When it comes to giving advice to a loved one who has messed up, striking while the iron is hot is likely to get you scalded.
Yes, you may be dying to tell him what he did wrong, what he should have done, what he absolutely needs to do now – and more – but the path of wisdom suggests you zip your lip, at least for the time being.
This doesn’t mean your viewpoint doesn’t count. Not at all. Your feelings are significant; your ideas may be valuable. Yet, if you dump what you’re thinking on the other person while he is still recoiling from messing up, you won’t be heard in the way you want to be heard.
Instead, you can count on one of four responses from the other person:
- Counterattack (i.e. why didn’t you tell me this would happen)
- Defensiveness (i.e. I was only trying to make things better)
- Belittling your ideas (i.e. you have no idea what you’re talking about)
- Walking out of the room (i.e. dismissing you, effectively cutting you off)

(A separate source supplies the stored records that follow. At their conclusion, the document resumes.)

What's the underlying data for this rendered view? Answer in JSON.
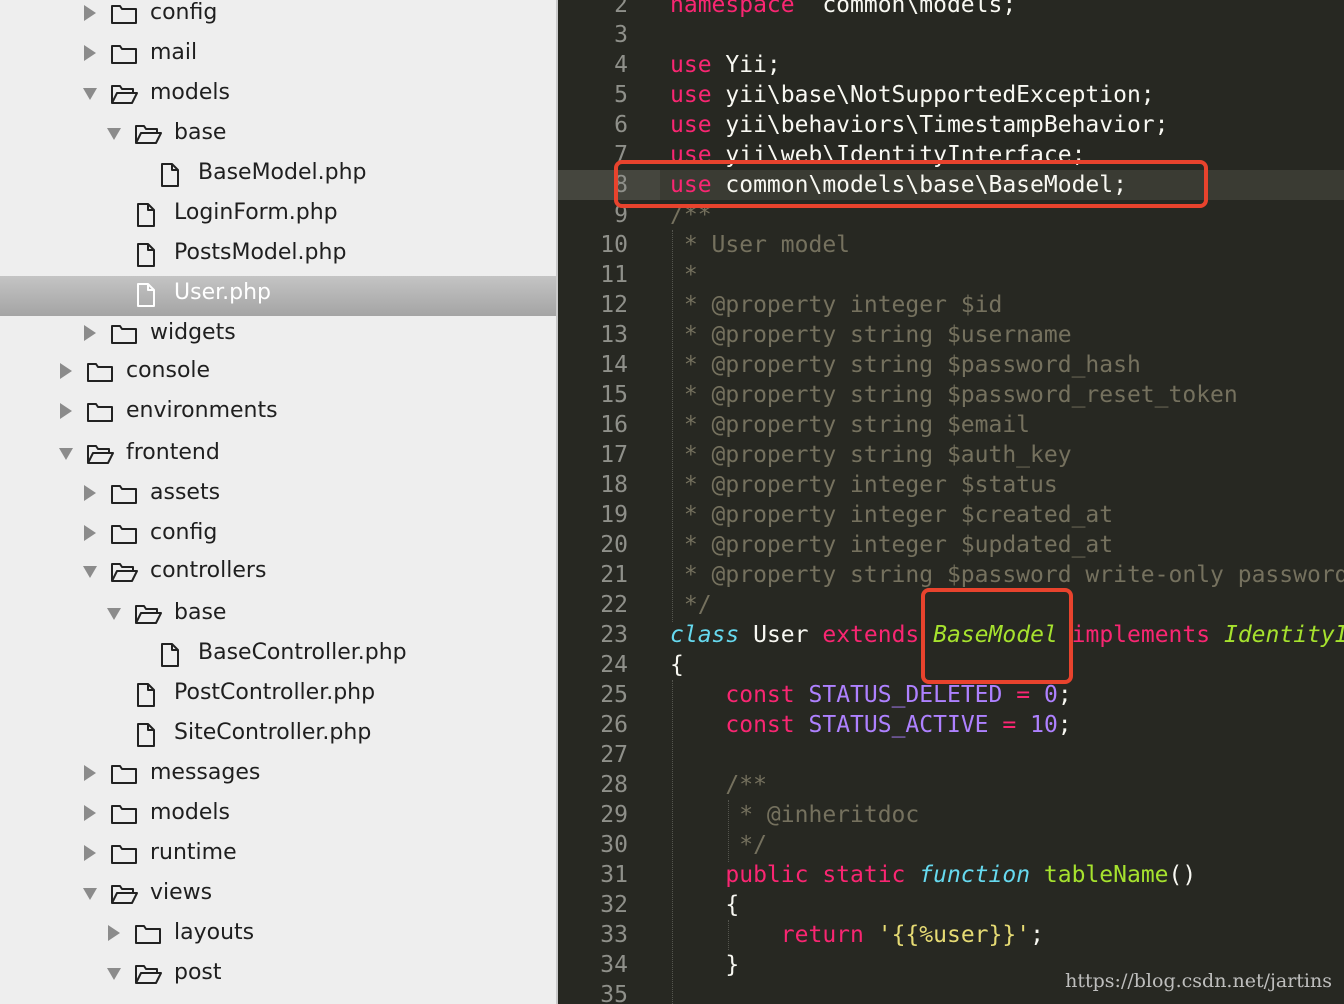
{
  "sidebar": {
    "rows": [
      {
        "label": "config",
        "kind": "folder",
        "expanded": false,
        "depth": 1
      },
      {
        "label": "mail",
        "kind": "folder",
        "expanded": false,
        "depth": 1
      },
      {
        "label": "models",
        "kind": "folder",
        "expanded": true,
        "depth": 1
      },
      {
        "label": "base",
        "kind": "folder",
        "expanded": true,
        "depth": 2
      },
      {
        "label": "BaseModel.php",
        "kind": "file",
        "depth": 3
      },
      {
        "label": "LoginForm.php",
        "kind": "file",
        "depth": 2
      },
      {
        "label": "PostsModel.php",
        "kind": "file",
        "depth": 2
      },
      {
        "label": "User.php",
        "kind": "file",
        "depth": 2,
        "selected": true
      },
      {
        "label": "widgets",
        "kind": "folder",
        "expanded": false,
        "depth": 1
      },
      {
        "label": "console",
        "kind": "folder",
        "expanded": false,
        "depth": 0
      },
      {
        "label": "environments",
        "kind": "folder",
        "expanded": false,
        "depth": 0
      },
      {
        "label": "frontend",
        "kind": "folder",
        "expanded": true,
        "depth": 0
      },
      {
        "label": "assets",
        "kind": "folder",
        "expanded": false,
        "depth": 1
      },
      {
        "label": "config",
        "kind": "folder",
        "expanded": false,
        "depth": 1
      },
      {
        "label": "controllers",
        "kind": "folder",
        "expanded": true,
        "depth": 1
      },
      {
        "label": "base",
        "kind": "folder",
        "expanded": true,
        "depth": 2
      },
      {
        "label": "BaseController.php",
        "kind": "file",
        "depth": 3
      },
      {
        "label": "PostController.php",
        "kind": "file",
        "depth": 2
      },
      {
        "label": "SiteController.php",
        "kind": "file",
        "depth": 2
      },
      {
        "label": "messages",
        "kind": "folder",
        "expanded": false,
        "depth": 1
      },
      {
        "label": "models",
        "kind": "folder",
        "expanded": false,
        "depth": 1
      },
      {
        "label": "runtime",
        "kind": "folder",
        "expanded": false,
        "depth": 1
      },
      {
        "label": "views",
        "kind": "folder",
        "expanded": true,
        "depth": 1
      },
      {
        "label": "layouts",
        "kind": "folder",
        "expanded": false,
        "depth": 2
      },
      {
        "label": "post",
        "kind": "folder",
        "expanded": true,
        "depth": 2
      }
    ]
  },
  "editor": {
    "first_line_number": 2,
    "current_line": 8,
    "lines": [
      [
        [
          "kw",
          "namespace"
        ],
        [
          "",
          "  common\\models;"
        ]
      ],
      [],
      [
        [
          "kw",
          "use"
        ],
        [
          "",
          " Yii;"
        ]
      ],
      [
        [
          "kw",
          "use"
        ],
        [
          "",
          " yii\\base\\NotSupportedException;"
        ]
      ],
      [
        [
          "kw",
          "use"
        ],
        [
          "",
          " yii\\behaviors\\TimestampBehavior;"
        ]
      ],
      [
        [
          "kw",
          "use"
        ],
        [
          "",
          " yii\\web\\IdentityInterface;"
        ]
      ],
      [
        [
          "kw",
          "use"
        ],
        [
          "",
          " common\\models\\base\\BaseModel;"
        ]
      ],
      [
        [
          "cmt",
          "/**"
        ]
      ],
      [
        [
          "cmt",
          " * User model"
        ]
      ],
      [
        [
          "cmt",
          " *"
        ]
      ],
      [
        [
          "cmt",
          " * @property integer $id"
        ]
      ],
      [
        [
          "cmt",
          " * @property string $username"
        ]
      ],
      [
        [
          "cmt",
          " * @property string $password_hash"
        ]
      ],
      [
        [
          "cmt",
          " * @property string $password_reset_token"
        ]
      ],
      [
        [
          "cmt",
          " * @property string $email"
        ]
      ],
      [
        [
          "cmt",
          " * @property string $auth_key"
        ]
      ],
      [
        [
          "cmt",
          " * @property integer $status"
        ]
      ],
      [
        [
          "cmt",
          " * @property integer $created_at"
        ]
      ],
      [
        [
          "cmt",
          " * @property integer $updated_at"
        ]
      ],
      [
        [
          "cmt",
          " * @property string $password write-only password"
        ]
      ],
      [
        [
          "cmt",
          " */"
        ]
      ],
      [
        [
          "it",
          "class"
        ],
        [
          "",
          " User "
        ],
        [
          "kw",
          "extends"
        ],
        [
          "",
          " "
        ],
        [
          "ent",
          "BaseModel"
        ],
        [
          "",
          " "
        ],
        [
          "kw",
          "implements"
        ],
        [
          "",
          " "
        ],
        [
          "ent",
          "IdentityInterface"
        ]
      ],
      [
        [
          "",
          "{"
        ]
      ],
      [
        [
          "",
          "    "
        ],
        [
          "kw",
          "const"
        ],
        [
          "",
          " "
        ],
        [
          "cnst",
          "STATUS_DELETED"
        ],
        [
          "",
          " "
        ],
        [
          "kw",
          "="
        ],
        [
          "",
          " "
        ],
        [
          "cnst",
          "0"
        ],
        [
          "",
          ";"
        ]
      ],
      [
        [
          "",
          "    "
        ],
        [
          "kw",
          "const"
        ],
        [
          "",
          " "
        ],
        [
          "cnst",
          "STATUS_ACTIVE"
        ],
        [
          "",
          " "
        ],
        [
          "kw",
          "="
        ],
        [
          "",
          " "
        ],
        [
          "cnst",
          "10"
        ],
        [
          "",
          ";"
        ]
      ],
      [],
      [
        [
          "",
          "    "
        ],
        [
          "cmt",
          "/**"
        ]
      ],
      [
        [
          "",
          "    "
        ],
        [
          "cmt",
          " * @inheritdoc"
        ]
      ],
      [
        [
          "",
          "    "
        ],
        [
          "cmt",
          " */"
        ]
      ],
      [
        [
          "",
          "    "
        ],
        [
          "kw",
          "public static"
        ],
        [
          "",
          " "
        ],
        [
          "it",
          "function"
        ],
        [
          "",
          " "
        ],
        [
          "fn",
          "tableName"
        ],
        [
          "",
          "()"
        ]
      ],
      [
        [
          "",
          "    {"
        ]
      ],
      [
        [
          "",
          "        "
        ],
        [
          "kw",
          "return"
        ],
        [
          "",
          " "
        ],
        [
          "str",
          "'{{%user}}'"
        ],
        [
          "",
          ";"
        ]
      ],
      [
        [
          "",
          "    }"
        ]
      ],
      []
    ]
  },
  "annotations": {
    "color": "#e8432d",
    "boxes": [
      "use-basemodel-line",
      "extends-basemodel"
    ]
  },
  "watermark": "https://blog.csdn.net/jartins"
}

So, as enticing as it may be to immediately say everything that’s on your mind about what went wrong, it’s better for you to bite your tongue. Why? Because when one is still reeling from disappointment, it’s hard to accept advice or criticism.
So what should you do?

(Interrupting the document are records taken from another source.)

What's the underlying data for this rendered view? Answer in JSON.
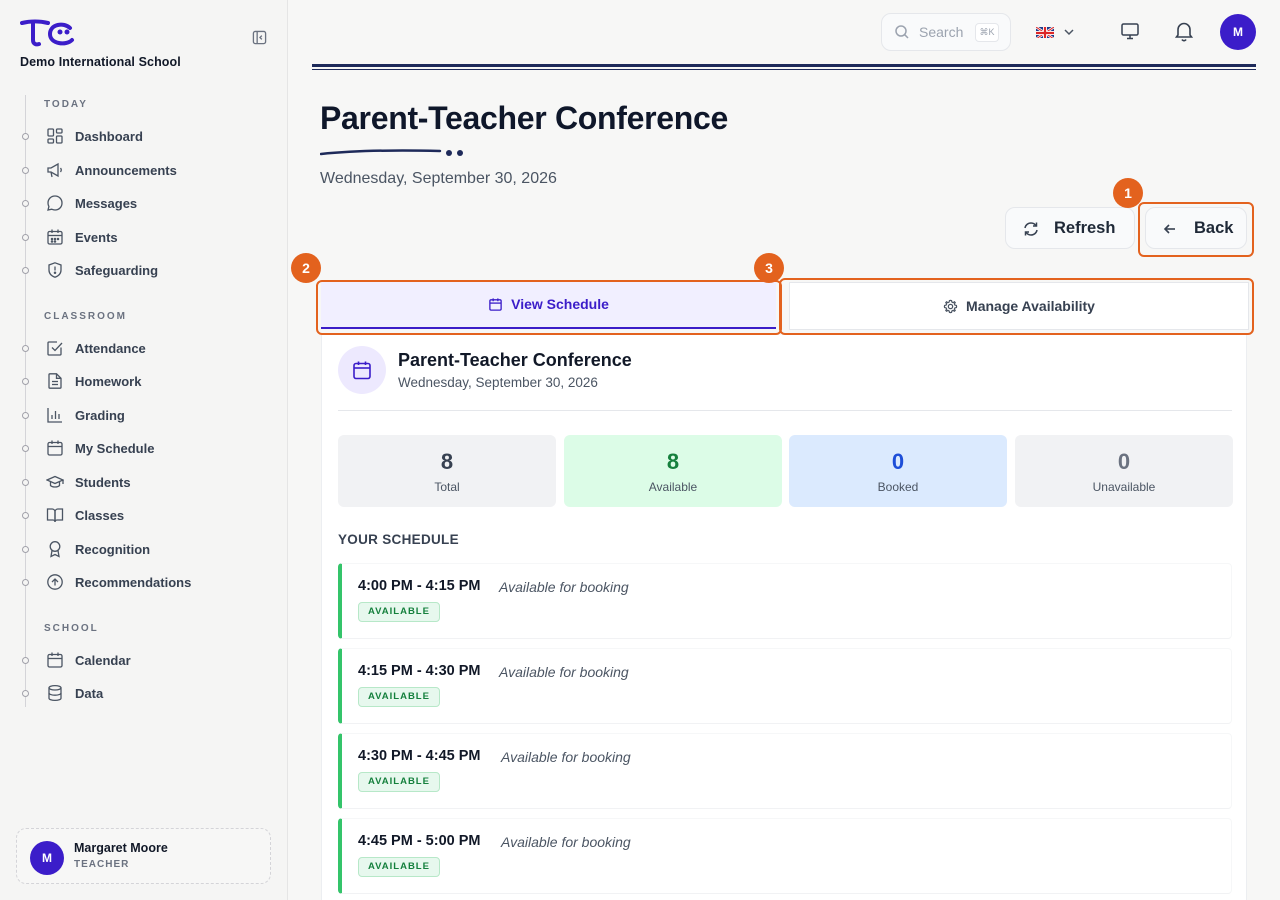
{
  "app": {
    "school_name": "Demo International School",
    "logo_text": "TC"
  },
  "sidebar": {
    "sections": [
      {
        "label": "TODAY",
        "items": [
          {
            "label": "Dashboard",
            "icon": "dashboard-icon"
          },
          {
            "label": "Announcements",
            "icon": "megaphone-icon"
          },
          {
            "label": "Messages",
            "icon": "message-icon"
          },
          {
            "label": "Events",
            "icon": "calendar-icon"
          },
          {
            "label": "Safeguarding",
            "icon": "shield-icon"
          }
        ]
      },
      {
        "label": "CLASSROOM",
        "items": [
          {
            "label": "Attendance",
            "icon": "checkbox-icon"
          },
          {
            "label": "Homework",
            "icon": "document-icon"
          },
          {
            "label": "Grading",
            "icon": "bar-chart-icon"
          },
          {
            "label": "My Schedule",
            "icon": "calendar-icon"
          },
          {
            "label": "Students",
            "icon": "graduation-cap-icon"
          },
          {
            "label": "Classes",
            "icon": "book-icon"
          },
          {
            "label": "Recognition",
            "icon": "award-icon"
          },
          {
            "label": "Recommendations",
            "icon": "arrow-up-circle-icon"
          }
        ]
      },
      {
        "label": "SCHOOL",
        "items": [
          {
            "label": "Calendar",
            "icon": "calendar-icon"
          },
          {
            "label": "Data",
            "icon": "database-icon"
          }
        ]
      }
    ],
    "user": {
      "initial": "M",
      "name": "Margaret Moore",
      "role": "TEACHER"
    }
  },
  "topbar": {
    "search_placeholder": "Search",
    "search_shortcut": "⌘K",
    "language": "English (UK)",
    "avatar_initial": "M"
  },
  "page": {
    "title": "Parent-Teacher Conference",
    "date": "Wednesday, September 30, 2026",
    "refresh_label": "Refresh",
    "back_label": "Back"
  },
  "tabs": [
    {
      "label": "View Schedule",
      "active": true
    },
    {
      "label": "Manage Availability",
      "active": false
    }
  ],
  "annotations": [
    "1",
    "2",
    "3"
  ],
  "card": {
    "title": "Parent-Teacher Conference",
    "date": "Wednesday, September 30, 2026",
    "stats": [
      {
        "value": "8",
        "label": "Total",
        "bg": "#f1f2f4",
        "color": "#374151"
      },
      {
        "value": "8",
        "label": "Available",
        "bg": "#dcfce7",
        "color": "#15803d"
      },
      {
        "value": "0",
        "label": "Booked",
        "bg": "#dbeafe",
        "color": "#1d4ed8"
      },
      {
        "value": "0",
        "label": "Unavailable",
        "bg": "#f1f2f4",
        "color": "#6b7280"
      }
    ],
    "schedule_heading": "YOUR SCHEDULE",
    "slots": [
      {
        "time": "4:00 PM - 4:15 PM",
        "note": "Available for booking",
        "status": "AVAILABLE"
      },
      {
        "time": "4:15 PM - 4:30 PM",
        "note": "Available for booking",
        "status": "AVAILABLE"
      },
      {
        "time": "4:30 PM - 4:45 PM",
        "note": "Available for booking",
        "status": "AVAILABLE"
      },
      {
        "time": "4:45 PM - 5:00 PM",
        "note": "Available for booking",
        "status": "AVAILABLE"
      }
    ]
  },
  "colors": {
    "brand": "#3b1dc9",
    "highlight": "#e3621e",
    "available": "#34c46a"
  }
}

If you can, show some empathy (i.e. you must be feeling really bad), some understanding (i.e. what a disappointment it must be), or, simply, offer a gentle touch.
If you wait for a short period of time (hours, days or even a week) before you speak up, the chances of your being heard, will dramatically increase. So, speak up! But do so while the iron is warm, not hot.
On the other hand, if you wait till the iron is cold, you become tagged as the person who can never let anything go. “There she goes again – always negative – always picking on something.”
Though my advice is geared toward adult or teen communication, my message is best illustrated with a story about a child.
Picture a 4-year-old kid who is running down the steps and falls. His chin is scraped, his knee is bleeding, he’s crying hysterically. Sure, you could berate him for running, tell him to be more careful, or give him a lecture on what could have happened to him. Isn’t it best (even if you are scared, annoyed or inconvenienced) to tend to his wound, tell him you know it hurts, give him a loving hug and save all the rest for later?
So, if you want to be heard when a loved one has messed up, be aware of how and when you respond. Hurting someone when they are already deeply hurt evokes frustrating feelings for both parties.